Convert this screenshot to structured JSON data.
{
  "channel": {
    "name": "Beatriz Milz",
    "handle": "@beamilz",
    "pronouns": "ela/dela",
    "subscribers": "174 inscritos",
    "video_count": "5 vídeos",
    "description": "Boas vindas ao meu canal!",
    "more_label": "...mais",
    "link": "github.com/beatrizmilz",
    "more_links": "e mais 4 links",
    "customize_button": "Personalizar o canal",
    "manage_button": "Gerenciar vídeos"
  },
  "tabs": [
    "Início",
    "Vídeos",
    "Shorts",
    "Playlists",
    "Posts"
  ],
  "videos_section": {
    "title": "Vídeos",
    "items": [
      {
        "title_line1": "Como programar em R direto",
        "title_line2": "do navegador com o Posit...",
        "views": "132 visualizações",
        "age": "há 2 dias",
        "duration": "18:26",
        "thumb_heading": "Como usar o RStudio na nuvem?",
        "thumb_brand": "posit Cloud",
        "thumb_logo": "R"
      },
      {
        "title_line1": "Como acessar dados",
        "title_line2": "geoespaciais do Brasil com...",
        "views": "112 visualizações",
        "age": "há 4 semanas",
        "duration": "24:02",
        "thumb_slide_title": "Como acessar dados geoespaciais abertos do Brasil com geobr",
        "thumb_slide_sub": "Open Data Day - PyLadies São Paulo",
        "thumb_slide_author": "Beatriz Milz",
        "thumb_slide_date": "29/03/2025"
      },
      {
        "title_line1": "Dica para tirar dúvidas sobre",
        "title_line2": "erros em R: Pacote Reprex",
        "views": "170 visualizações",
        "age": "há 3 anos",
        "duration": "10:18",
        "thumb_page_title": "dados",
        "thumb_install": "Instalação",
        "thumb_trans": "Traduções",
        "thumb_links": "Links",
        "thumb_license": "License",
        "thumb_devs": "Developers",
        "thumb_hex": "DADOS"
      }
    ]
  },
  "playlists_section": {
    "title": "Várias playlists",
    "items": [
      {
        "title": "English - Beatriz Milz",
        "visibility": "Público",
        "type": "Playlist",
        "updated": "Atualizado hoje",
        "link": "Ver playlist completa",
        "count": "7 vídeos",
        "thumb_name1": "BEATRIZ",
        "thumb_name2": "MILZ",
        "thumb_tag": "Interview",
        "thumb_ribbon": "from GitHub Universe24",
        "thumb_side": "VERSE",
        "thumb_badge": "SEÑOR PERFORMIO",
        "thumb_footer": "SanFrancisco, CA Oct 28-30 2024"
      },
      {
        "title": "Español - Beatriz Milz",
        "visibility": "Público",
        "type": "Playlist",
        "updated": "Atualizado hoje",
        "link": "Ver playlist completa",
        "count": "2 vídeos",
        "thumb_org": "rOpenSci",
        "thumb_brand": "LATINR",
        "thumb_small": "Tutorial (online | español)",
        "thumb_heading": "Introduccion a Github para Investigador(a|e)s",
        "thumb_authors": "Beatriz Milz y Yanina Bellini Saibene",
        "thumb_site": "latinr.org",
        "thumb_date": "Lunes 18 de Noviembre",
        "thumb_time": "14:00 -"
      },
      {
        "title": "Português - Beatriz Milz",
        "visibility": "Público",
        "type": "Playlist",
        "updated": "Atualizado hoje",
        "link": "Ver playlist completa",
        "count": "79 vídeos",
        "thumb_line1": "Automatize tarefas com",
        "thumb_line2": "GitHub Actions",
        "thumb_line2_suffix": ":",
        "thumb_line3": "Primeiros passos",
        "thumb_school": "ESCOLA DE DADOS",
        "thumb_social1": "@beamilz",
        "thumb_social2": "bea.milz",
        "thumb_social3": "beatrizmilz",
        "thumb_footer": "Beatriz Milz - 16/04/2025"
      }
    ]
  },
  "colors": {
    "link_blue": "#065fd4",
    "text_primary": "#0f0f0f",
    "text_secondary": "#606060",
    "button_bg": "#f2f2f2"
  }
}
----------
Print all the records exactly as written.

Convert this screenshot to structured JSON data.
{
  "channel": {
    "name": "Beatriz Milz",
    "handle": "@beamilz",
    "pronouns": "ela/dela",
    "subscribers": "174 inscritos",
    "video_count": "5 vídeos",
    "description": "Boas vindas ao meu canal!",
    "more_label": "...mais",
    "link": "github.com/beatrizmilz",
    "more_links": "e mais 4 links",
    "customize_button": "Personalizar o canal",
    "manage_button": "Gerenciar vídeos"
  },
  "tabs": [
    "Início",
    "Vídeos",
    "Shorts",
    "Playlists",
    "Posts"
  ],
  "videos_section": {
    "title": "Vídeos",
    "items": [
      {
        "title_line1": "Como programar em R direto",
        "title_line2": "do navegador com o Posit...",
        "views": "132 visualizações",
        "age": "há 2 dias",
        "duration": "18:26",
        "thumb_heading": "Como usar o RStudio na nuvem?",
        "thumb_brand": "posit Cloud",
        "thumb_logo": "R"
      },
      {
        "title_line1": "Como acessar dados",
        "title_line2": "geoespaciais do Brasil com...",
        "views": "112 visualizações",
        "age": "há 4 semanas",
        "duration": "24:02",
        "thumb_slide_title": "Como acessar dados geoespaciais abertos do Brasil com geobr",
        "thumb_slide_sub": "Open Data Day - PyLadies São Paulo",
        "thumb_slide_author": "Beatriz Milz",
        "thumb_slide_date": "29/03/2025"
      },
      {
        "title_line1": "Dica para tirar dúvidas sobre",
        "title_line2": "erros em R: Pacote Reprex",
        "views": "170 visualizações",
        "age": "há 3 anos",
        "duration": "10:18",
        "thumb_page_title": "dados",
        "thumb_install": "Instalação",
        "thumb_trans": "Traduções",
        "thumb_links": "Links",
        "thumb_license": "License",
        "thumb_devs": "Developers",
        "thumb_hex": "DADOS"
      }
    ]
  },
  "playlists_section": {
    "title": "Várias playlists",
    "items": [
      {
        "title": "English - Beatriz Milz",
        "visibility": "Público",
        "type": "Playlist",
        "updated": "Atualizado hoje",
        "link": "Ver playlist completa",
        "count": "7 vídeos",
        "thumb_name1": "BEATRIZ",
        "thumb_name2": "MILZ",
        "thumb_tag": "Interview",
        "thumb_ribbon": "from GitHub Universe24",
        "thumb_side": "VERSE",
        "thumb_badge": "SEÑOR PERFORMIO",
        "thumb_footer": "SanFrancisco, CA Oct 28-30 2024"
      },
      {
        "title": "Español - Beatriz Milz",
        "visibility": "Público",
        "type": "Playlist",
        "updated": "Atualizado hoje",
        "link": "Ver playlist completa",
        "count": "2 vídeos",
        "thumb_org": "rOpenSci",
        "thumb_brand": "LATINR",
        "thumb_small": "Tutorial (online | español)",
        "thumb_heading": "Introduccion a Github para Investigador(a|e)s",
        "thumb_authors": "Beatriz Milz y Yanina Bellini Saibene",
        "thumb_site": "latinr.org",
        "thumb_date": "Lunes 18 de Noviembre",
        "thumb_time": "14:00 -"
      },
      {
        "title": "Português - Beatriz Milz",
        "visibility": "Público",
        "type": "Playlist",
        "updated": "Atualizado hoje",
        "link": "Ver playlist completa",
        "count": "79 vídeos",
        "thumb_line1": "Automatize tarefas com",
        "thumb_line2": "GitHub Actions",
        "thumb_line2_suffix": ":",
        "thumb_line3": "Primeiros passos",
        "thumb_school": "ESCOLA DE DADOS",
        "thumb_social1": "@beamilz",
        "thumb_social2": "bea.milz",
        "thumb_social3": "beatrizmilz",
        "thumb_footer": "Beatriz Milz - 16/04/2025"
      }
    ]
  },
  "colors": {
    "link_blue": "#065fd4",
    "text_primary": "#0f0f0f",
    "text_secondary": "#606060",
    "button_bg": "#f2f2f2"
  }
}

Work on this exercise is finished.